I know I can’t promise to make things better for others but I am expected to. If I can’t, I can at least show them love.
Do I have the time to have this kind of relationship ? I think I have to or my endeavour will fail. Am I given the time and resources to make the right kind of relationship ? Seldom.
Will the regulatory powers help and allow me the time to make a relationship like this. No I don’t think so because their fantasy of where it might lead to and what it will mean for them if outcomes rather than love are not achieved. Sometimes I think the regulators – politicians, advisors and their enforcers – are fearful of achieving this level of concern and commitment to youngsters because they themselves are fearful of giving it to those professionals they govern. What if they are seen to have sided, with someone who has made a mistake ? To have loved them and shown them concern. I don’t think they can cope with that. For some reason they don’t think it will look good for them. But isn’t that what a good parent does ? Yet look at the way the no doubt flawed but probably well-intentioned ex-Director of Children’s Services of Haringay has been jettisoned in a very unforgiving,inhumane way by the government minister who above all others should have shown public compassion – love – for another human being. Particularly in the case of one who had recently made her staff jump through all the performance hoops which his government demanded. Of course that does say something about the hoops.

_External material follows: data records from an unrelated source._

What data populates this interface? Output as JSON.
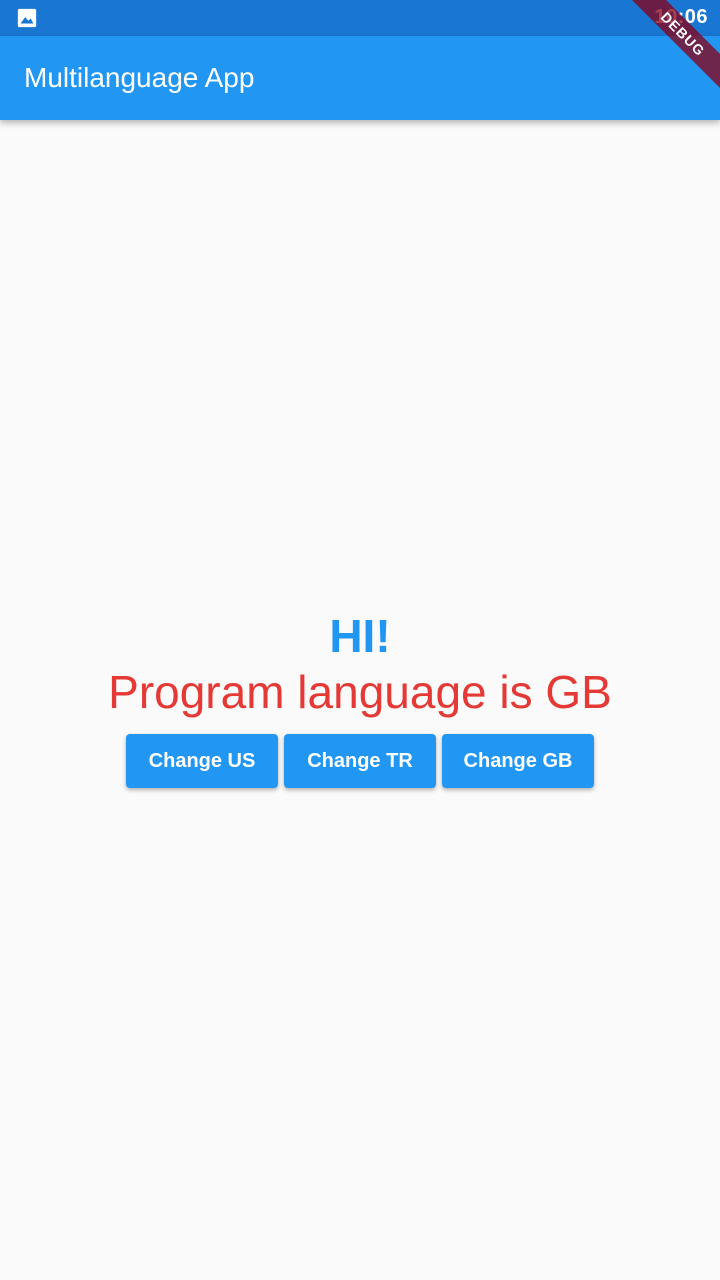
{
  "status_bar": {
    "time": "10:06",
    "notification_icon": "image-icon"
  },
  "app_bar": {
    "title": "Multilanguage App"
  },
  "debug_banner": {
    "label": "DEBUG"
  },
  "main": {
    "greeting": "HI!",
    "language_status": "Program language is GB",
    "buttons": [
      {
        "label": "Change US"
      },
      {
        "label": "Change TR"
      },
      {
        "label": "Change GB"
      }
    ]
  },
  "colors": {
    "status_bar": "#1976d2",
    "app_bar": "#2196f3",
    "greeting": "#2196f3",
    "language_status": "#e53935",
    "button": "#2196f3",
    "background": "#fafafa"
  }
}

In my work on a day to day basis I am using the word ‘love’ as a synonym for the right kind of care a child needs. I can sense it making some people feel uncomfortable. I can feel it making a greater number quite relieved.
|09 Feb 2009, Siobain Degregorio writes|

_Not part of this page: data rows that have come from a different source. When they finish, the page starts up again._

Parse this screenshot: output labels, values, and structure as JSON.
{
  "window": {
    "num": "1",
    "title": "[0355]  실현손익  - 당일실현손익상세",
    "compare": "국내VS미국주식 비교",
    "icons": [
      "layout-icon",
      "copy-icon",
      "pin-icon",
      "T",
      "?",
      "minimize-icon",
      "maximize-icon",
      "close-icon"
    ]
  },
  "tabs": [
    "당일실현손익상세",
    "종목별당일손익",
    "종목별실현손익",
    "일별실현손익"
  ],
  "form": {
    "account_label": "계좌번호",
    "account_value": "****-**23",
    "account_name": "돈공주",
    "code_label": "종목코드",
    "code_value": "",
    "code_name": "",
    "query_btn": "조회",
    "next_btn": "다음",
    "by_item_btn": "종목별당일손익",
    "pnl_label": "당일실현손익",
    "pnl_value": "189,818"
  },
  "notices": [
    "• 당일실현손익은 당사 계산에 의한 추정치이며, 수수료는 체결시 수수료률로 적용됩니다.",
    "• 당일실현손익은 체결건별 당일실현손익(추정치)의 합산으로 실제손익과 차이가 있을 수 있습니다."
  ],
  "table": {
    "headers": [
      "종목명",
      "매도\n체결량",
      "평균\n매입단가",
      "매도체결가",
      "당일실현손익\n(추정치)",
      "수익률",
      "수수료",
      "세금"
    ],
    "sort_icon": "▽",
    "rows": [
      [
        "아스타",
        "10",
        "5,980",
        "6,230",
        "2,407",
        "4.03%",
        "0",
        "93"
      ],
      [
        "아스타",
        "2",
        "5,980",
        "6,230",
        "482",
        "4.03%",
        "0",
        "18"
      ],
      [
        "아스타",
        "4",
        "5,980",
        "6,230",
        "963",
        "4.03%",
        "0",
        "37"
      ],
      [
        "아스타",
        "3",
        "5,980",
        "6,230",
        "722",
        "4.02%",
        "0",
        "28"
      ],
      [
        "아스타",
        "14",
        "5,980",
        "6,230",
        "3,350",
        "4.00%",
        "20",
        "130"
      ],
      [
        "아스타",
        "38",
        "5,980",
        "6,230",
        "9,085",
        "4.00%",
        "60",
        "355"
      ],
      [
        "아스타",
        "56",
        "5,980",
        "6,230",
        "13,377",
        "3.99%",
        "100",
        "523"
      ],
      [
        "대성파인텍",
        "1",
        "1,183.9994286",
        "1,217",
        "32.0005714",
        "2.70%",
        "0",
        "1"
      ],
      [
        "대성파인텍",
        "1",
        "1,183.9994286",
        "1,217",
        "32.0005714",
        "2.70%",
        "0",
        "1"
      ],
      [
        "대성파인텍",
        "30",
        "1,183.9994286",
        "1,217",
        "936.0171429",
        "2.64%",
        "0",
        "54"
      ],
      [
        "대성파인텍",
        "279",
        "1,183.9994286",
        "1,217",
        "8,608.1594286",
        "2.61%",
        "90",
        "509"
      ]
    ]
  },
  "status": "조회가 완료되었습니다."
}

|It is not easy to love young people, many seem unlovable. Yet we know in order to grow children need nurturing and love. Why is it then that we struggle to give basic needs to already damaged and troubled young people. Perhaps when we think of love we should be thinking about consistency and genuineness with these children and the capacity to self reflect. By being more honest about the feelings these young people arouse in us may free us to begin to truly show them what love means.|

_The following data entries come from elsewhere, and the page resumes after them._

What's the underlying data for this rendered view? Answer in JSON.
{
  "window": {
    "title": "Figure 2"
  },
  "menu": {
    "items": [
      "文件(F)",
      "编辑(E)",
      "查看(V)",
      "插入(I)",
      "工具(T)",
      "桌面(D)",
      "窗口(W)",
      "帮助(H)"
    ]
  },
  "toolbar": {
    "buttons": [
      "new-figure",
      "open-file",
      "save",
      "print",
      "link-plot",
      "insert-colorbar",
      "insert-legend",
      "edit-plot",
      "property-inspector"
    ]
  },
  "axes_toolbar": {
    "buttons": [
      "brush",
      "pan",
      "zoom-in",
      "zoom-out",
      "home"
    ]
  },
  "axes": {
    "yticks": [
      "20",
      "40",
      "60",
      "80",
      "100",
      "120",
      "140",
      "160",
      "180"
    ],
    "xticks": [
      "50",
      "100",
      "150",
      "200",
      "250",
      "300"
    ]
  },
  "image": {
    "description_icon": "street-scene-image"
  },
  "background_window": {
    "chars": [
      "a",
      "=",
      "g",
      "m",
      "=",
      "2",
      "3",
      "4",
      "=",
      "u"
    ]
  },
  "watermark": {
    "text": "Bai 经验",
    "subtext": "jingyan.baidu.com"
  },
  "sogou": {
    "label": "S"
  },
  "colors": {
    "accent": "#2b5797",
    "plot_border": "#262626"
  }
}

|05 Feb 2009, Jane Kenny comments|
|The conference really made me think about the way we look after young people in care. and caused me to wonder how many think like we do about ‘ love ‘ in the profession, and probably more so I thought about how many may not think like this. It also made me think about how we could get this way of thinking about love’s place in the care of children across on a wider scale so that young people receive the care they deserve and get as ‘normal’ and good enough childhood as possible whilst in the care system.|
|18 Jan 2009, Jackie Sharpe writes|
|Attending a conference where one discusses the word ‘love’ in relation to practice was a refreshing experience for me. As a teacher in a pupil referral unit I have often had to manage challenging and difficult adolescent behaviour but my present group of young people with high anxiety, phobic, neurotic behaviours has left me at times feeling helpless in the face of their despair. In the discussion group I talked of a young woman with Asperger’s Syndrome who found it impossible to maintain friendships. In one impassioned outburst she had cried out in floods of tears, “I haven’t got any friends”, and I had replied, “I’m your friend”. I immediately thought of how this might be interpreted by this abused girl, and I have pondered this since. However, the crisis passed and the girl settled down on this occasion at least. Some months later when she left us at school leaving age, attending her Record of Achievement Ceremony, I thought I might refer to it again, so I asked another teacher to take a photo of “me and my friend.” This I printed and took round to the girl and her mother. This was the last time I saw her as she waved me off in her doorway. On reflection I feel sure it was the right to tell her I was her friend. I felt it, and I still feel it now.|